• [EXERCISE DETAILS]: The answer must be every entry, given again word for word.

• [RECORD SET]:

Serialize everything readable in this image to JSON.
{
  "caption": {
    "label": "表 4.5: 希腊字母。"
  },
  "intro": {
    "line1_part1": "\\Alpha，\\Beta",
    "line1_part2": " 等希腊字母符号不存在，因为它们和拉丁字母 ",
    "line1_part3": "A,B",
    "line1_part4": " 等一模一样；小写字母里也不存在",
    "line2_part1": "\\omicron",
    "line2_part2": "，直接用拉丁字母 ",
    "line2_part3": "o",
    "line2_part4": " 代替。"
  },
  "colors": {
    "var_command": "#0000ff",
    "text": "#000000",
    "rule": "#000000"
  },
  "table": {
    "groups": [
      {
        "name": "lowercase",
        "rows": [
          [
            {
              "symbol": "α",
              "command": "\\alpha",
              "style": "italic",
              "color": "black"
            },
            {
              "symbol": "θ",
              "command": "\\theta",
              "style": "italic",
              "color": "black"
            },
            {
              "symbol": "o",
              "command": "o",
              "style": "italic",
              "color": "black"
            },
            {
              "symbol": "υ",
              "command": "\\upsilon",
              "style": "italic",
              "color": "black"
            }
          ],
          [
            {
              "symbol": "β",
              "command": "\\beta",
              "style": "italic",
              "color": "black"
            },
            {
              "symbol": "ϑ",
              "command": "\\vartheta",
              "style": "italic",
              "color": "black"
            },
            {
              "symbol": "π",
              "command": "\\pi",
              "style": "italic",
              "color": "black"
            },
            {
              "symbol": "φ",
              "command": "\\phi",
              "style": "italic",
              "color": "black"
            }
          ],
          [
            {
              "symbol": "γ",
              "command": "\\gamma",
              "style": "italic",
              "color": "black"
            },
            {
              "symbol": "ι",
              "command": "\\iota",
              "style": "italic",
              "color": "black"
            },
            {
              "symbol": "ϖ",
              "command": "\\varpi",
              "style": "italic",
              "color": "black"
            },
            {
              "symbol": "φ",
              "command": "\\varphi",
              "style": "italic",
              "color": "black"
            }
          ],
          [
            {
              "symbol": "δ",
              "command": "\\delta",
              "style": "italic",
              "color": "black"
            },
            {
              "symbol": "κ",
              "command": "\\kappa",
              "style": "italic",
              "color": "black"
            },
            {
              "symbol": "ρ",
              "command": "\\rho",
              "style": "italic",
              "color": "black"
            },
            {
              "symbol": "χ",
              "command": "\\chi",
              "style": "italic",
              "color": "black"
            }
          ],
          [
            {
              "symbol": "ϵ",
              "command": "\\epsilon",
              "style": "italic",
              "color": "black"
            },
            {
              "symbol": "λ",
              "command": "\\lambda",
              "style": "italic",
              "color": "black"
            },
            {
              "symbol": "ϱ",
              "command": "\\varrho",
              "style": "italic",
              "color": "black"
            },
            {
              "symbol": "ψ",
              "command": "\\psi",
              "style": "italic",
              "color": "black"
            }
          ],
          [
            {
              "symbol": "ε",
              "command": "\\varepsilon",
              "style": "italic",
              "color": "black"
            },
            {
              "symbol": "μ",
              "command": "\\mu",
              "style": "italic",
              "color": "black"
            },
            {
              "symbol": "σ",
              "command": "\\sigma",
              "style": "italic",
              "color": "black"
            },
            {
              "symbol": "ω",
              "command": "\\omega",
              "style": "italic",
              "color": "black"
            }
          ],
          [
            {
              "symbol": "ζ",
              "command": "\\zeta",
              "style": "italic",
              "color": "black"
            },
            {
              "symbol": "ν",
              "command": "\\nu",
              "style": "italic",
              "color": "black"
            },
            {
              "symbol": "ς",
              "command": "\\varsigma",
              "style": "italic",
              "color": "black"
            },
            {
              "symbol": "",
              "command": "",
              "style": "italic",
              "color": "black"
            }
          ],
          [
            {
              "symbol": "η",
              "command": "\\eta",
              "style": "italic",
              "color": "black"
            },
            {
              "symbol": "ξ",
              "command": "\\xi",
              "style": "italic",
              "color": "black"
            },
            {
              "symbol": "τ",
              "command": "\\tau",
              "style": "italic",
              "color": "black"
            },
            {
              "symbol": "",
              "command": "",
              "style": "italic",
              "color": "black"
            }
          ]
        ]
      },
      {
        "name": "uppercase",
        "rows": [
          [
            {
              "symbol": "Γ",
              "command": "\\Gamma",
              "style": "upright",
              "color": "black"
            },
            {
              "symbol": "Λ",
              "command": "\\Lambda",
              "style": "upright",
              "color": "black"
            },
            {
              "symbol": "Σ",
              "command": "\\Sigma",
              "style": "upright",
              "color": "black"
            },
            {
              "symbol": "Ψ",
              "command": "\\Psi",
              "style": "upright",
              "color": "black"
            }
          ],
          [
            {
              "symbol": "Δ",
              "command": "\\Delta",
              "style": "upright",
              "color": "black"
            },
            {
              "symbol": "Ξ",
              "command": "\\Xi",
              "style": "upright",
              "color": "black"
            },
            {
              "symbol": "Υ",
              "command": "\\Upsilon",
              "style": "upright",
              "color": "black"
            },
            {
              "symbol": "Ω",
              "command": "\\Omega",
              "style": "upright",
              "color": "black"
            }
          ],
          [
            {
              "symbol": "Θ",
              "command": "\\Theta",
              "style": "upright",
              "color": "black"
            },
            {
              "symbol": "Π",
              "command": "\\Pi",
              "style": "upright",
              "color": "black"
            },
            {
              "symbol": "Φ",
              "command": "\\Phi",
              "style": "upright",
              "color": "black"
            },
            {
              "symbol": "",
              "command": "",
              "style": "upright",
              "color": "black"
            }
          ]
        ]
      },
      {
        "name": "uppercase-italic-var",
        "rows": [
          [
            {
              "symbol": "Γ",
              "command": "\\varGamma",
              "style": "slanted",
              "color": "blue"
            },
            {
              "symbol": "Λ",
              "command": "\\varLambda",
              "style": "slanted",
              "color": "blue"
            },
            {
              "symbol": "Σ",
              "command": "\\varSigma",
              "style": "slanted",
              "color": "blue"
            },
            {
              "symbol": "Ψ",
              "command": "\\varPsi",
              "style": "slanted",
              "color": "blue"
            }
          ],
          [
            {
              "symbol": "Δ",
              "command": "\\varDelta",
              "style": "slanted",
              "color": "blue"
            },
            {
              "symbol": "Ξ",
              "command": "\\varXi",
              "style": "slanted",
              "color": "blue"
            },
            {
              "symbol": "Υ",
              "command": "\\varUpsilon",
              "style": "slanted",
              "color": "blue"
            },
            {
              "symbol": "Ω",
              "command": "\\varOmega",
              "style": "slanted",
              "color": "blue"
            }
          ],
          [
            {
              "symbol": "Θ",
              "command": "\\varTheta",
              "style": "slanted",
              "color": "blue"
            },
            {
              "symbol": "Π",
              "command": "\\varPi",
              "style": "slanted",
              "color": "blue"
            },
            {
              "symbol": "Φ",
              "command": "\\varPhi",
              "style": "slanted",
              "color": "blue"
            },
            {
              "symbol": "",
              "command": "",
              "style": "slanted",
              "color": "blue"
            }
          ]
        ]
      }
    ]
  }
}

• [SOLUTION TO THE EXERCISE]:
Serialize everything readable in this image to JSON.
{
  "caption": {
    "label": "表 4.5: 希腊字母。"
  },
  "intro": {
    "line1_part1": "\\Alpha，\\Beta",
    "line1_part2": " 等希腊字母符号不存在，因为它们和拉丁字母 ",
    "line1_part3": "A,B",
    "line1_part4": " 等一模一样；小写字母里也不存在",
    "line2_part1": "\\omicron",
    "line2_part2": "，直接用拉丁字母 ",
    "line2_part3": "o",
    "line2_part4": " 代替。"
  },
  "colors": {
    "var_command": "#0000ff",
    "text": "#000000",
    "rule": "#000000"
  },
  "table": {
    "groups": [
      {
        "name": "lowercase",
        "rows": [
          [
            {
              "symbol": "α",
              "command": "\\alpha",
              "style": "italic",
              "color": "black"
            },
            {
              "symbol": "θ",
              "command": "\\theta",
              "style": "italic",
              "color": "black"
            },
            {
              "symbol": "o",
              "command": "o",
              "style": "italic",
              "color": "black"
            },
            {
              "symbol": "υ",
              "command": "\\upsilon",
              "style": "italic",
              "color": "black"
            }
          ],
          [
            {
              "symbol": "β",
              "command": "\\beta",
              "style": "italic",
              "color": "black"
            },
            {
              "symbol": "ϑ",
              "command": "\\vartheta",
              "style": "italic",
              "color": "black"
            },
            {
              "symbol": "π",
              "command": "\\pi",
              "style": "italic",
              "color": "black"
            },
            {
              "symbol": "φ",
              "command": "\\phi",
              "style": "italic",
              "color": "black"
            }
          ],
          [
            {
              "symbol": "γ",
              "command": "\\gamma",
              "style": "italic",
              "color": "black"
            },
            {
              "symbol": "ι",
              "command": "\\iota",
              "style": "italic",
              "color": "black"
            },
            {
              "symbol": "ϖ",
              "command": "\\varpi",
              "style": "italic",
              "color": "black"
            },
            {
              "symbol": "φ",
              "command": "\\varphi",
              "style": "italic",
              "color": "black"
            }
          ],
          [
            {
              "symbol": "δ",
              "command": "\\delta",
              "style": "italic",
              "color": "black"
            },
            {
              "symbol": "κ",
              "command": "\\kappa",
              "style": "italic",
              "color": "black"
            },
            {
              "symbol": "ρ",
              "command": "\\rho",
              "style": "italic",
              "color": "black"
            },
            {
              "symbol": "χ",
              "command": "\\chi",
              "style": "italic",
              "color": "black"
            }
          ],
          [
            {
              "symbol": "ϵ",
              "command": "\\epsilon",
              "style": "italic",
              "color": "black"
            },
            {
              "symbol": "λ",
              "command": "\\lambda",
              "style": "italic",
              "color": "black"
            },
            {
              "symbol": "ϱ",
              "command": "\\varrho",
              "style": "italic",
              "color": "black"
            },
            {
              "symbol": "ψ",
              "command": "\\psi",
              "style": "italic",
              "color": "black"
            }
          ],
          [
            {
              "symbol": "ε",
              "command": "\\varepsilon",
              "style": "italic",
              "color": "black"
            },
            {
              "symbol": "μ",
              "command": "\\mu",
              "style": "italic",
              "color": "black"
            },
            {
              "symbol": "σ",
              "command": "\\sigma",
              "style": "italic",
              "color": "black"
            },
            {
              "symbol": "ω",
              "command": "\\omega",
              "style": "italic",
              "color": "black"
            }
          ],
          [
            {
              "symbol": "ζ",
              "command": "\\zeta",
              "style": "italic",
              "color": "black"
            },
            {
              "symbol": "ν",
              "command": "\\nu",
              "style": "italic",
              "color": "black"
            },
            {
              "symbol": "ς",
              "command": "\\varsigma",
              "style": "italic",
              "color": "black"
            },
            {
              "symbol": "",
              "command": "",
              "style": "italic",
              "color": "black"
            }
          ],
          [
            {
              "symbol": "η",
              "command": "\\eta",
              "style": "italic",
              "color": "black"
            },
            {
              "symbol": "ξ",
              "command": "\\xi",
              "style": "italic",
              "color": "black"
            },
            {
              "symbol": "τ",
              "command": "\\tau",
              "style": "italic",
              "color": "black"
            },
            {
              "symbol": "",
              "command": "",
              "style": "italic",
              "color": "black"
            }
          ]
        ]
      },
      {
        "name": "uppercase",
        "rows": [
          [
            {
              "symbol": "Γ",
              "command": "\\Gamma",
              "style": "upright",
              "color": "black"
            },
            {
              "symbol": "Λ",
              "command": "\\Lambda",
              "style": "upright",
              "color": "black"
            },
            {
              "symbol": "Σ",
              "command": "\\Sigma",
              "style": "upright",
              "color": "black"
            },
            {
              "symbol": "Ψ",
              "command": "\\Psi",
              "style": "upright",
              "color": "black"
            }
          ],
          [
            {
              "symbol": "Δ",
              "command": "\\Delta",
              "style": "upright",
              "color": "black"
            },
            {
              "symbol": "Ξ",
              "command": "\\Xi",
              "style": "upright",
              "color": "black"
            },
            {
              "symbol": "Υ",
              "command": "\\Upsilon",
              "style": "upright",
              "color": "black"
            },
            {
              "symbol": "Ω",
              "command": "\\Omega",
              "style": "upright",
              "color": "black"
            }
          ],
          [
            {
              "symbol": "Θ",
              "command": "\\Theta",
              "style": "upright",
              "color": "black"
            },
            {
              "symbol": "Π",
              "command": "\\Pi",
              "style": "upright",
              "color": "black"
            },
            {
              "symbol": "Φ",
              "command": "\\Phi",
              "style": "upright",
              "color": "black"
            },
            {
              "symbol": "",
              "command": "",
              "style": "upright",
              "color": "black"
            }
          ]
        ]
      },
      {
        "name": "uppercase-italic-var",
        "rows": [
          [
            {
              "symbol": "Γ",
              "command": "\\varGamma",
              "style": "slanted",
              "color": "blue"
            },
            {
              "symbol": "Λ",
              "command": "\\varLambda",
              "style": "slanted",
              "color": "blue"
            },
            {
              "symbol": "Σ",
              "command": "\\varSigma",
              "style": "slanted",
              "color": "blue"
            },
            {
              "symbol": "Ψ",
              "command": "\\varPsi",
              "style": "slanted",
              "color": "blue"
            }
          ],
          [
            {
              "symbol": "Δ",
              "command": "\\varDelta",
              "style": "slanted",
              "color": "blue"
            },
            {
              "symbol": "Ξ",
              "command": "\\varXi",
              "style": "slanted",
              "color": "blue"
            },
            {
              "symbol": "Υ",
              "command": "\\varUpsilon",
              "style": "slanted",
              "color": "blue"
            },
            {
              "symbol": "Ω",
              "command": "\\varOmega",
              "style": "slanted",
              "color": "blue"
            }
          ],
          [
            {
              "symbol": "Θ",
              "command": "\\varTheta",
              "style": "slanted",
              "color": "blue"
            },
            {
              "symbol": "Π",
              "command": "\\varPi",
              "style": "slanted",
              "color": "blue"
            },
            {
              "symbol": "Φ",
              "command": "\\varPhi",
              "style": "slanted",
              "color": "blue"
            },
            {
              "symbol": "",
              "command": "",
              "style": "slanted",
              "color": "blue"
            }
          ]
        ]
      }
    ]
  }
}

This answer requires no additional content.